Selecting A General Contractor
Choosing a contractor is an important decision that will have a great impact on the success or failure of your project. Great plans, contracts, and construction documents cannot get good work from someone lacking in skill or integrity. Find someone whom you can trust and feel comfortable working with.
Signs Of An Honest & Reliable General Contractor
- High level of professionalism. Courtesy, respect, punctuality and the ability to communicate are some of the most important attributes a contractor can have next to their basic competency.
- Licensed by the state and have never had a complaint filed or had disciplinary action taken against them. Ask for their license number or look them up by name on DenverGov.org’s Contractor License Search.
- The general contractor carries adequate Workman’s Compensation and General Liability insurance. Ask to see their insurance certificates.
- They’ve been in business seven or more years under the same name.
- A well established contractor will have a permanent, physical business office and address, a tax identification number and business license, and will have these readily available.
- They can offer at least five positive references from previous customers.
- They specialize in the work you are wanting performed and can provide referential material of such experience.
- They offer detailed descriptions of the Scope of Work to be performed.
- They will warranty their work.
- They don’t ask for more than 25-33% of the cost up front.
- They don’t require final payment until the work is complete.
- They are in good standing with the Better Business Bureau.
- They’re affiliated with a local, state, regional or national industry organization, such as NARI. Involvement in a professional organization tends to keep a contractor better informed about the latest developments and issues in the industry.
General Contractor Warning Signs
- The name, address, phone number and email address cannot be verified.
- The business is not registered with the state. Business registration is public record in Colorado and can be verified online at the Colorado Secretary of State Records Search.
- The sales representative pressures you into signing a vague contract with no legal verbiage.
- The sales representative offers you a discount or low rate if you sign the contract on the day of your meeting.

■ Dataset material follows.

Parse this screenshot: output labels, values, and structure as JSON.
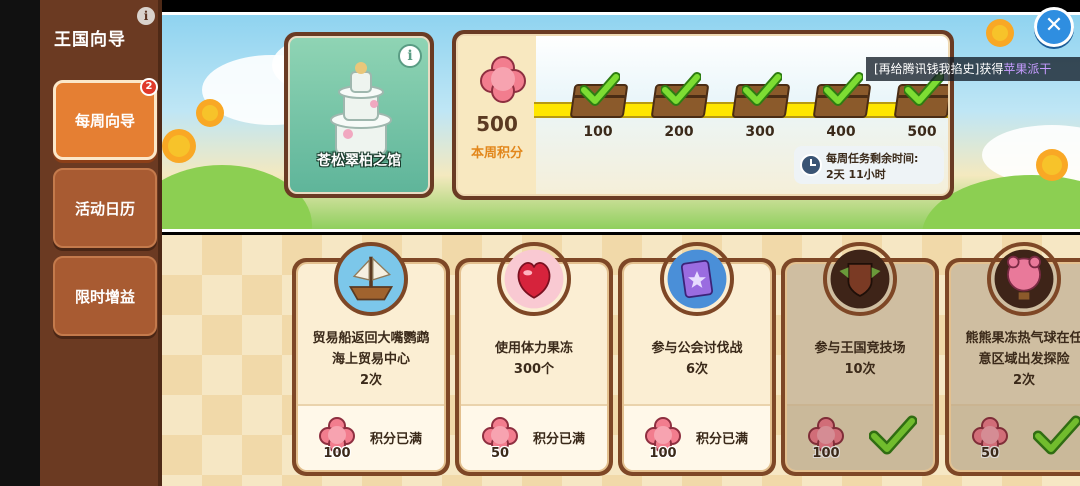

- The sales representative will offer you a “low rate” or “money off” to use your home for advertising.
- There are not multiple references offered and they are not legitimate referrals. Any competent general contractor would not mind if you were trying to verify their credentials.
- Their license(s) are not current or in good standing.
- You are unable to obtain insurance information or their insurance is not current.
- If you are asked to pay for the job in advance or payment plans are not broken down for completion milestones.
- If you are asked to pay cash instead of check, credit card, money order or cashiers check.
- If you are asked to make checks out to a person instead of a business or DBA (Doing Business As).
- If the business cannot be found in the phone book or has no membership with associations such as The Denver Better Business Bureau or any trade associations.
- The contractor does not inform you in writing of your three day Right of Rescission, required by law.
- Information is not to your understanding and is vague.
- Contractor does not listen to what you want.
- The contractor is too “busy” to talk and cannot return phone calls in a timely manner.
- The contractor is impatient and cannot listen to your specific needs.
- The contractor does not have a portfolio or cannot visually show you homes they have worked on.
- The contractor knows how much your budget is and intently tries to get you outside of it.
- The contractor cannot get proper permitting from the city where you live.
Tips to Spotting a Rip-Off Contractor
No matter what size your home improvement project is, the lowest bidder is not always the best. Both the Federal Trade Commission and the Better Business Bureau have found the following to be indications that a contractor may not have the best intentions for their potential customers:
- They solicit door-to-door. Be suspicious of contractors who attempt to gain business by visiting door-to-door. This can sometimes mean that the contractor is not from a local, established business but is instead just passing through and trying to make a quick buck.
- They have materials left over from a previous job. If a contractor offers a cut-rate price on a project because they have materials left over from a recent job at your neighbors house or the house “down the street”, it is a common ploy of fly-by-night operators or handymen who are based out-of-state and use their pick-up trucks as their place of business.
- They ask the customer to get the required building permits. This could be a sign that the contractor is hoping to avoid contact with the local agency that issues such permits. Perhaps they are not licensed or registered as required by the state or locality. A competent contractor will get all the necessary permits before starting work on a project.
- They do not list a business phone number in the local directory. This can be a red flag indicating that the contractor does not have an established business presence in-state, or that they perhaps rely on a home answering machine to “screen” customer calls.
- They pressure the customer for an immediate decision. A reputable professional will recognize the customers need for time to consider many factors when deciding which contractor to hire.
- The customer should expect and ask for time to check references; look into the contractors standard of work and their professional designations and affiliations; verify their insurance; check to see if they need a license (and if so, that it is valid); get written estimates from several firms based on identical project specifications, and contact the Better Business Bureau and local consumer protection agency to see if they have information on the contractor.
- They ask you to pay for the entire job up-front or demand cash only. Whatever the reason, a customer should never pay for the entire project upfront. Payments should be by credit card or check so that your credit card statement or cancelled check can provide proof of payment, if needed.